The police have been issued with new and sophisticated guns to fight crime in the latest move to modernise the country’s security agencies.
The project will see the over 65,000 general duty police officers and their 25,000 border patrol and anti-stock theft unit counterparts armed with the latest model of weapons.
Early this year, both Kenya Police Service (KPS) and Administration Police Service (APS) started receiving new Spanish made CZ Scorpion EVO 3 A1 airsoft rifles and Belgian-made FN SCAR rifles to replace the aging and cumbersome German-made G3 and MP5 rifles.
Police spokesman Charles Owino says the government has put in a lot of money for police modernisation, mostly in technology and weaponry to the advantage of officers, especially in preventive and investigative capacities.
“The world is changing and therefore the need for law enforcement agencies to embrace the change and move with speed,” Owino says.
In as from February this year, police officers on patrol, at roadblocks and those guarding strategic buildings and institutions have been armed with either beige or black fold-able butt semi-automatic guns that are more convenient and practical either on crowded streets or rural areas.
Introduced in 2009, the CZ Scorpion EVO 3 A1 is a 9mm select fire variant, making it a semi-automatic sub-machine gun. It is a prototype of the Slovakian Laugo sub-machine gun.
Described as simple and reliable, the 26.5 inches long gun gives the user select fire switch from semi-automatic, three round bursts or fully automatic.
It is said to be a highly accurate 1,100-rounds-per-minute weapon perfect for hostage rescue and SWAT missions or special operations.
The standard rifle comes with folding adjustable and fully removable stock/butt for easy transport.
Its hand guard is lined with rails to accommodate grips, telescopic sights, flashlights and lasers with a 19 nine millimetre bullet magazine.
Its magazine is positioned for easy and fast reloads and can easily be detached when required.
The polymer hand guard helps insulate the user’s hand from barrel heat, especially during continuous automatic fire.
The FN SCAR (Special Operation Forces Combat Assault Rifle) is a 2009 manufactured semi-automatic rifle described as effective and lethal.
The assault rifle spots a reversible charging handle and an ambidextrous safety firing selector, a 7.62mm calibre magazine and foldable butt.
The rifle, designed in Belgium and manufactured in California, US, features an upper picatinny rail for optional day or night sighting systems and lower and side rails for light, laser and fore grip as well as a grenade launcher.
It also has a sling, bipod, carrying bag and blank firing system.
Retailing at about $3,099 (Sh310,000) per piece, the FN SCAR is lighter than the 1950s select fire battle German made Heckler & Koch G3 rifle, which is priced at $580 (Sh 58,000) and has been in use by Kenya’s police for decades.
Kenya Defence Forces (KDF) Special Forces has been the only African military unit to use the FN Herstal SCAH-CAL assault rifle.
Other units using the rifles include the US Navy seals, the Los Angeles Police Department’s SWAT, US Customs and Border Protection Officer of Air and Marine Interdiction Unit, US marines, South Korean Army 707th Special Mission Battalion, among others.
Compared to the FN SCAR, the G3 is cheap to produce, easy to maintain standard NATO 7.62 x 51mm ammunition rifle that employs the roller delayed blowback mechanism that was successful.
It is capable of semi-automatic and full automatic firing fed from a 20-round capacity magazine or 50-round drum magazine.
The AK 47 assault rifle is a celebrated gun developed in the Soviet Union in 1945 by Mikhail Kalashnikov.

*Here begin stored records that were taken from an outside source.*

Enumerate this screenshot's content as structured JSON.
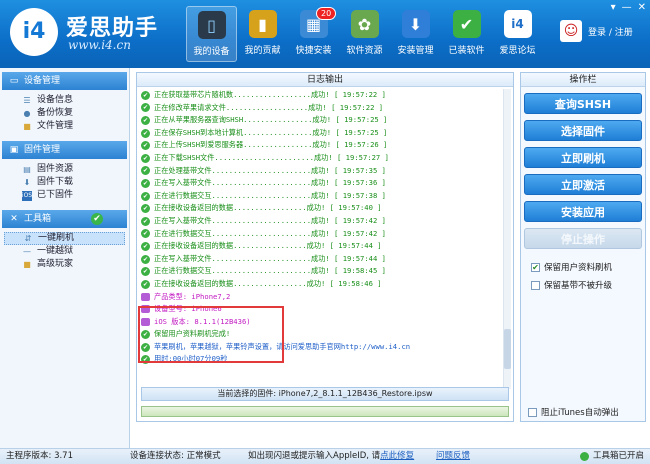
{
  "app": {
    "logo_mark": "i4",
    "logo_text": "爱思助手",
    "url": "www.i4.cn"
  },
  "nav": [
    {
      "label": "我的设备",
      "icon": "phone-icon",
      "color": "#2a3a4a",
      "active": true
    },
    {
      "label": "我的贡献",
      "icon": "chart-icon",
      "color": "#d7a21b"
    },
    {
      "label": "快捷安装",
      "icon": "apps-icon",
      "color": "#3a8ad6",
      "badge": "20"
    },
    {
      "label": "软件资源",
      "icon": "bag-icon",
      "color": "#6aa84f"
    },
    {
      "label": "安装管理",
      "icon": "download-icon",
      "color": "#2f7fd8"
    },
    {
      "label": "已装软件",
      "icon": "check-icon",
      "color": "#3cb043"
    },
    {
      "label": "爱思论坛",
      "icon": "forum-icon",
      "color": "#1f6fc8"
    }
  ],
  "user": {
    "login": "登录 / 注册"
  },
  "sidebar": {
    "sections": [
      {
        "title": "设备管理",
        "items": [
          "设备信息",
          "备份恢复",
          "文件管理"
        ]
      },
      {
        "title": "固件管理",
        "items": [
          "固件资源",
          "固件下载",
          "已下固件"
        ]
      },
      {
        "title": "工具箱",
        "items": [
          "一键刷机",
          "一键越狱",
          "高级玩家"
        ]
      }
    ]
  },
  "log": {
    "title": "日志输出",
    "lines": [
      {
        "msg": "正在获取基带芯片随机数..................成功! [ 19:57:22 ]"
      },
      {
        "msg": "正在修改苹果请求文件...................成功! [ 19:57:22 ]"
      },
      {
        "msg": "正在从苹果服务器查询SHSH................成功! [ 19:57:25 ]"
      },
      {
        "msg": "正在保存SHSH到本地计算机................成功! [ 19:57:25 ]"
      },
      {
        "msg": "正在上传SHSH到爱思服务器................成功! [ 19:57:26 ]"
      },
      {
        "msg": "正在下载SHSH文件.......................成功! [ 19:57:27 ]"
      },
      {
        "msg": "正在处理基带文件.......................成功! [ 19:57:35 ]"
      },
      {
        "msg": "正在写入基带文件.......................成功! [ 19:57:36 ]"
      },
      {
        "msg": "正在进行数据交互.......................成功! [ 19:57:38 ]"
      },
      {
        "msg": "正在接收设备返回的数据.................成功! [ 19:57:40 ]"
      },
      {
        "msg": "正在写入基带文件.......................成功! [ 19:57:42 ]"
      },
      {
        "msg": "正在进行数据交互.......................成功! [ 19:57:42 ]"
      },
      {
        "msg": "正在接收设备返回的数据.................成功! [ 19:57:44 ]"
      },
      {
        "msg": "正在写入基带文件.......................成功! [ 19:57:44 ]"
      },
      {
        "msg": "正在进行数据交互.......................成功! [ 19:58:45 ]"
      },
      {
        "msg": "正在接收设备返回的数据.................成功! [ 19:58:46 ]"
      }
    ],
    "info_lines": [
      {
        "msg": "产品类型: iPhone7,2"
      },
      {
        "msg": "设备型号: iPhone6"
      },
      {
        "msg": "iOS 版本: 8.1.1(12B436)"
      }
    ],
    "done_line": "保留用户资料刷机完成!",
    "tip_line": "苹果刷机，苹果越狱，苹果铃声设置，请访问爱思助手官网http://www.i4.cn",
    "time_line": "用时:00小时07分09秒",
    "firmware": "当前选择的固件: iPhone7,2_8.1.1_12B436_Restore.ipsw"
  },
  "ops": {
    "title": "操作栏",
    "buttons": [
      {
        "label": "查询SHSH",
        "enabled": true
      },
      {
        "label": "选择固件",
        "enabled": true
      },
      {
        "label": "立即刷机",
        "enabled": true
      },
      {
        "label": "立即激活",
        "enabled": true
      },
      {
        "label": "安装应用",
        "enabled": true
      },
      {
        "label": "停止操作",
        "enabled": false
      }
    ],
    "options": [
      {
        "label": "保留用户资料刷机",
        "checked": true
      },
      {
        "label": "保留基带不被升级",
        "checked": false
      }
    ],
    "itunes_option": "阻止iTunes自动弹出"
  },
  "status": {
    "version": "主程序版本: 3.71",
    "device_state": "设备连接状态: 正常模式",
    "appleid_prefix": "如出现闪退或提示输入AppleID, 请",
    "appleid_link": "点此修复",
    "feedback": "问题反馈",
    "toolbox": "工具箱已开启"
  }
}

Seventy years later, the rifle continues to be the most popular and used gun around the world even under harsh conditions with little maintenance. It has been the weapon of choice for militaries, insurgents and rebels alike.
Experts opine that AK assault rifles are the most used worldwide.
The government has spent billions of shillings in the latest acquisition of over 50,000 rifles for the over 120,000 police officers.
The new acquisition will include spare parts for the new rifles, training the officers in gun-handling and attachments that the older guns did not have.
There are questions on where the old G3, MP5 and AK 47 rifles will be disposed of, considering that unlike in the developed world where the legal uptake of guns is high, the Kenyan scenario is restricted.
Ordinarily, guns demilitarised from fully automatic and semi-automatic to single fire are released on the market, but this can’t be done in Kenya.
Owino says the police are also targeting to complete the Directorate of Criminal Investigation (DCI) headquarters based Forensic Laboratory to give it capacity.
“This will give the police capacity to collect saliva, blood and hair from crime scenes and make it easier for investigators to identify persons involved in crime. The lab is almost complete,” he says.
The new weaponry will help in the over 20 border patrol stations that will be built along the Kenya/Somalia border for the Rural Border Patrol units.
“We are developing about 20 patrol units along the border and the officers are expected to have night vision goggles and technology that will detect movement of arms and persons as far as 15 kilometres away,” Owino says.